By Nicole Schmidt
Ryerson’s new media program focuses on computer programming, electronics, networking, social media, and digital art. It gives students an opportunity to create, experiment, and become thinking artists in the world of continuously evolving media.
But since the program covers such a broad spectrum of material, some students enter the program not knowing what to expect. However, a plan to merge new media with radio and television arts aims to make it easier for these students to discover what their program has to offer.
Fourth-year new media student Amanda Wood was one of those confused first-years. She has always enjoyed working with computers, which is what made her apply. But she entered the program not knowing what she wanted to do after graduation.
“I was hoping that the program would give me an idea for a career,” said Wood.
Once she started classes, Wood said that she was unsure if the program was what she wanted. It was different than she expected it to be.
She says that she’s finally realized that new media is the place for her.
Wood says that her four years here have been filled with valuable learning experiences and opportunities. For her final thesis project, she worked on programming an audio environment to create a virtual reality experience for the participant. Her project will be displayed in the upcoming new media showcase.
With graduation just around the corner, Wood has a job lined up that begins in May. She will be working with a branding manager and a graphic designer taking care of the online components for a company that offers fine dining experiences in and around Toronto area.
“It’s something I never would have thought I’d be into in first year, but it’s definitely something I’m really excited about,” said Wood.
Like Wood, first year new media student Joshua Samways also didn’t know what to expect from the program. He was hoping to learn about video game design, but says that there hasn’t been much focus on that component.
Instead, he’s learning a lot about computer programming and networking.
Although new media isn’t exactly what he thought it would be, Samways says that he’s still enjoying what he’s learning.
“I’m not disappointed, I’m happy,” said Samways. “There’s so much to learn and it’s all been so helpful.”
This coming year, new media will say farewell to the image arts department and find a new home in RTA for the upcoming year. The two programs will now form the RTA school of media, continuing to offer students a bachelor of fine arts in new media, or a bachelor of arts in RTA.
By joining RTA, Lila Pine, the new media RTA program director, says the new media program will gain the support that it needs to grow and flourish.

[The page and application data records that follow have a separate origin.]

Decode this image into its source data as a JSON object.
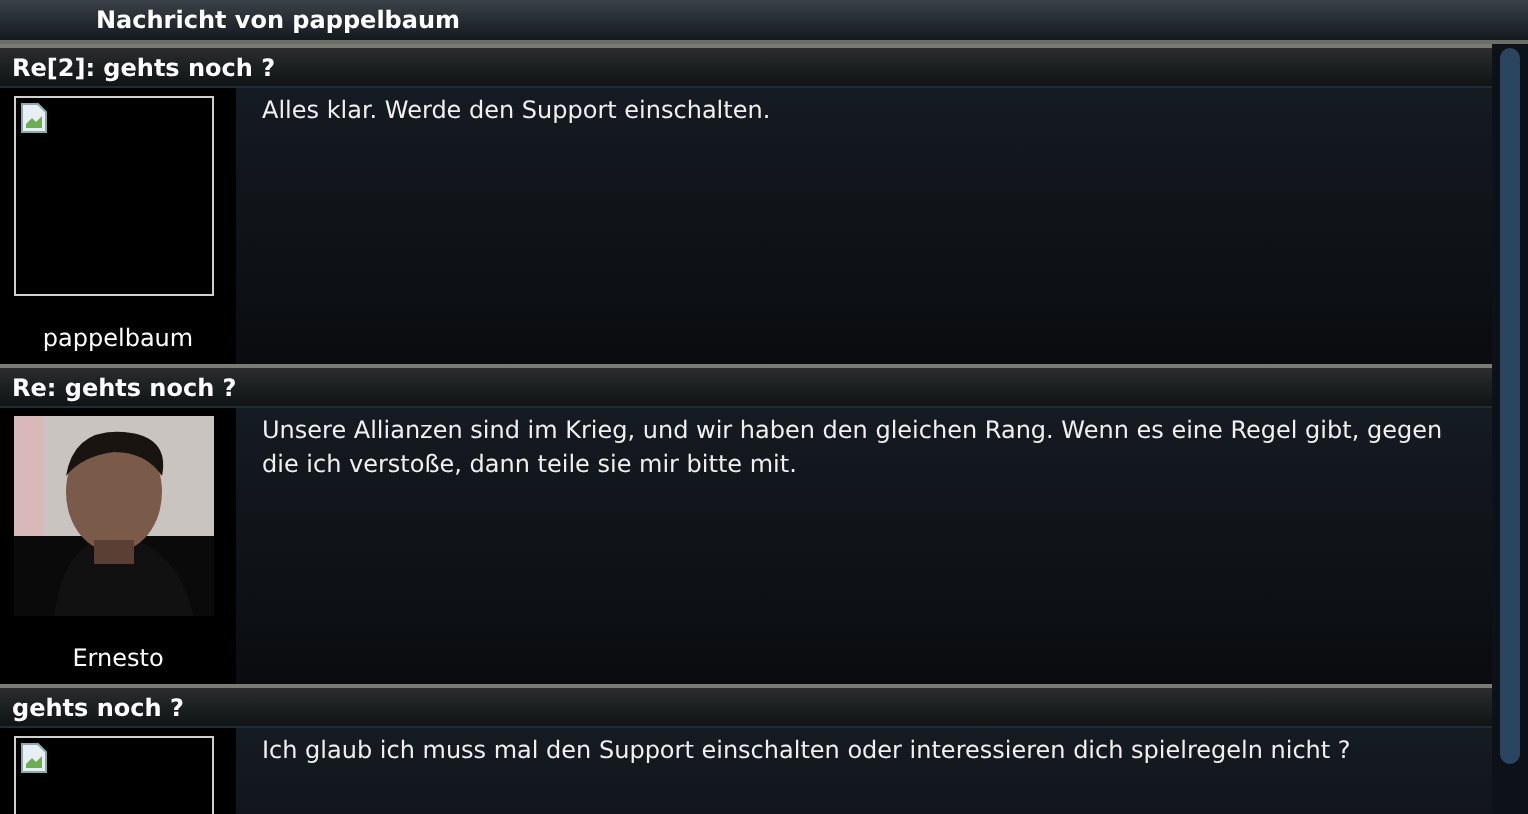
{
  "window": {
    "title": "Nachricht von pappelbaum"
  },
  "messages": [
    {
      "subject": "Re[2]: gehts noch ?",
      "avatar": {
        "kind": "broken"
      },
      "author": "pappelbaum",
      "text": "Alles klar. Werde den Support einschalten."
    },
    {
      "subject": "Re: gehts noch ?",
      "author": "Ernesto",
      "text": "Unsere Allianzen sind im Krieg, und wir haben den gleichen Rang. Wenn es eine Regel gibt, gegen die ich verstoße, dann teile sie mir bitte mit."
    },
    {
      "subject": "gehts noch ?",
      "avatar": {
        "kind": "broken"
      },
      "text": "Ich glaub ich muss mal den Support einschalten oder interessieren dich spielregeln nicht ?"
    }
  ]
}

“[New media] will truly be the playground where students set their imaginations free, something the New Media faculty have envisioned for a long time,” said Pine. “Our dreams for our students are finally coming true with this move.”